## What to work on
Every line in the records below that holds the word "JSON" is to be copied.

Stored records
____________

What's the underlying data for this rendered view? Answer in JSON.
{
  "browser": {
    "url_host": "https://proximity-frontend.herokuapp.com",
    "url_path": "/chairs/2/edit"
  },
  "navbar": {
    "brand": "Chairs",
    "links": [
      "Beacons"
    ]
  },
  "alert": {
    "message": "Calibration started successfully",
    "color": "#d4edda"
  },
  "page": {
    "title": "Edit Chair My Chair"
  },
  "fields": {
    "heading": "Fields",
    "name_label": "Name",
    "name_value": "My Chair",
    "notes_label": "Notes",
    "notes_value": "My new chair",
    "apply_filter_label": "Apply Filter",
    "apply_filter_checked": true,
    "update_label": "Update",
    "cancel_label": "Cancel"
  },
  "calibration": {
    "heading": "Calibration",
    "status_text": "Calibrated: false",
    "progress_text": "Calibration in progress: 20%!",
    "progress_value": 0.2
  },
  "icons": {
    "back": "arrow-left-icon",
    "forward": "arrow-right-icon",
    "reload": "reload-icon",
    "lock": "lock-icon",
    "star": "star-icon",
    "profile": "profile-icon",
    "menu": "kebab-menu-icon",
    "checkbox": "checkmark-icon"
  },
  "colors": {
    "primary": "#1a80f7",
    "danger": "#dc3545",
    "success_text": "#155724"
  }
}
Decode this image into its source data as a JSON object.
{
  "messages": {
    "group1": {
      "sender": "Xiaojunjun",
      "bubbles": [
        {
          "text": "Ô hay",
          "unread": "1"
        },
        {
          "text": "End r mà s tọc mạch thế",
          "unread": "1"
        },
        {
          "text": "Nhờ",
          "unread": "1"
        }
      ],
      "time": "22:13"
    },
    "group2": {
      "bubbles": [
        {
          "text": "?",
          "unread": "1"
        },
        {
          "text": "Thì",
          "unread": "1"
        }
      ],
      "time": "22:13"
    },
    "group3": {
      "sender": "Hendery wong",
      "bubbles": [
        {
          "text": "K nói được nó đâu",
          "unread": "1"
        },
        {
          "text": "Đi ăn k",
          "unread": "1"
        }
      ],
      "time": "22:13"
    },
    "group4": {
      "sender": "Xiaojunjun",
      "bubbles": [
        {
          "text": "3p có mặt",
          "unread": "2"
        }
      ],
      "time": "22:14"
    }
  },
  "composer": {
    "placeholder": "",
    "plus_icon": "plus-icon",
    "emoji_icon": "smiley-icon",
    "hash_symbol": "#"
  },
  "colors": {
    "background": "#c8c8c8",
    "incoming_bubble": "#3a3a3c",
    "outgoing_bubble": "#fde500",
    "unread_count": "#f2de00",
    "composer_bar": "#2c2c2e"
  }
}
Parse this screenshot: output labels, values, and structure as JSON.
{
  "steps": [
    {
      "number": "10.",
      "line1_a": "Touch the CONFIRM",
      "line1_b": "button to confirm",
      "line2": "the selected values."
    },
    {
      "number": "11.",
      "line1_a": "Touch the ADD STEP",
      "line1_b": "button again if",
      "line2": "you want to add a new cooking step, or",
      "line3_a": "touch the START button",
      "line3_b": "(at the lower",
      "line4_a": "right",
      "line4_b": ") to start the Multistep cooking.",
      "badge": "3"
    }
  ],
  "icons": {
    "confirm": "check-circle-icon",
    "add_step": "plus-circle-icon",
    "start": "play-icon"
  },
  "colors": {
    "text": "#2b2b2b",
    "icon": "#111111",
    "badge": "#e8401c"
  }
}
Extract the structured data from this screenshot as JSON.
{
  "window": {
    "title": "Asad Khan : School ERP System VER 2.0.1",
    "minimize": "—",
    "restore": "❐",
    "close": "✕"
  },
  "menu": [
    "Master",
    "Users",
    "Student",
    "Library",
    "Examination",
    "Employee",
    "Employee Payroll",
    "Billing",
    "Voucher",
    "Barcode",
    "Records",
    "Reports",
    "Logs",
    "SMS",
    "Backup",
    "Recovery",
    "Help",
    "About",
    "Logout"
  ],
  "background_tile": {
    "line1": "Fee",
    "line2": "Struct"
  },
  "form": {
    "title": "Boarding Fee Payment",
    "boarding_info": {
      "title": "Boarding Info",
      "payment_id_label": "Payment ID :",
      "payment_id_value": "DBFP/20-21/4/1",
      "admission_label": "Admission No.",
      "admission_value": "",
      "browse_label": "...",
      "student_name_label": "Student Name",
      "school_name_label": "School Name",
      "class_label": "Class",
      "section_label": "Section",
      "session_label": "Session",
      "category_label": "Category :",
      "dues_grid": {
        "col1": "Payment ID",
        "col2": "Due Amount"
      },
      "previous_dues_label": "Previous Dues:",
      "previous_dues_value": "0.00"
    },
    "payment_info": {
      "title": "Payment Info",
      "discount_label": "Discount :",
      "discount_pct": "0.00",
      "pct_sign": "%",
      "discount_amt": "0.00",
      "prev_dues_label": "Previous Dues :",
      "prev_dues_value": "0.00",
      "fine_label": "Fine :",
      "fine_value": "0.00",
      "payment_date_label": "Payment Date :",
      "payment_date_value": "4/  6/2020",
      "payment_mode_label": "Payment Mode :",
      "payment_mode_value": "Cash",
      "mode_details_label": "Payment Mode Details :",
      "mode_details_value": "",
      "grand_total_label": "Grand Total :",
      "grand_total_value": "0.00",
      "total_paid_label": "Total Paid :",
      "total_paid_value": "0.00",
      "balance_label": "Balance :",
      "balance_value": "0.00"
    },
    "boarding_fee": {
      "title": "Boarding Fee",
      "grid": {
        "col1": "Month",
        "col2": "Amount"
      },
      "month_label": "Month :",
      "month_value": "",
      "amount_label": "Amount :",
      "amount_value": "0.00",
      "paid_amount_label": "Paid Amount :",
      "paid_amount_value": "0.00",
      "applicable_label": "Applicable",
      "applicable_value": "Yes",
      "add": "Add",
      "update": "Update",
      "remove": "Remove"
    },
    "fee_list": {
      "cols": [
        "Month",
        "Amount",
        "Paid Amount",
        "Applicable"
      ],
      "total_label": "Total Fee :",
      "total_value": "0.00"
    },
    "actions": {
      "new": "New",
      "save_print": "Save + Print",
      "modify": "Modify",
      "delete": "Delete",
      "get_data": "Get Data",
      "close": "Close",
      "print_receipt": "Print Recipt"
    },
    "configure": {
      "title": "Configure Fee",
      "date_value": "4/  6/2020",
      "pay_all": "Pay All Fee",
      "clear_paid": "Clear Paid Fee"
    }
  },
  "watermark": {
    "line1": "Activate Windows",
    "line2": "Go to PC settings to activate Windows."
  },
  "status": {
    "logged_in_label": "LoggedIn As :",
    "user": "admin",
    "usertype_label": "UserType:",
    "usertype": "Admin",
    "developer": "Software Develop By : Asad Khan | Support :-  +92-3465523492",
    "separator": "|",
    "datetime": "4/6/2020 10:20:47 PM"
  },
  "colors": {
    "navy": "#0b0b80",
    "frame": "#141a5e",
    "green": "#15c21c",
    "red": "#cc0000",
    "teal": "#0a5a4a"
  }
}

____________

## Written reply
What's the underlying data for this rendered view? Answer in JSON.
Decode this image into its source data as a JSON object.
Parse this screenshot: output labels, values, and structure as JSON.
Extract the structured data from this screenshot as JSON.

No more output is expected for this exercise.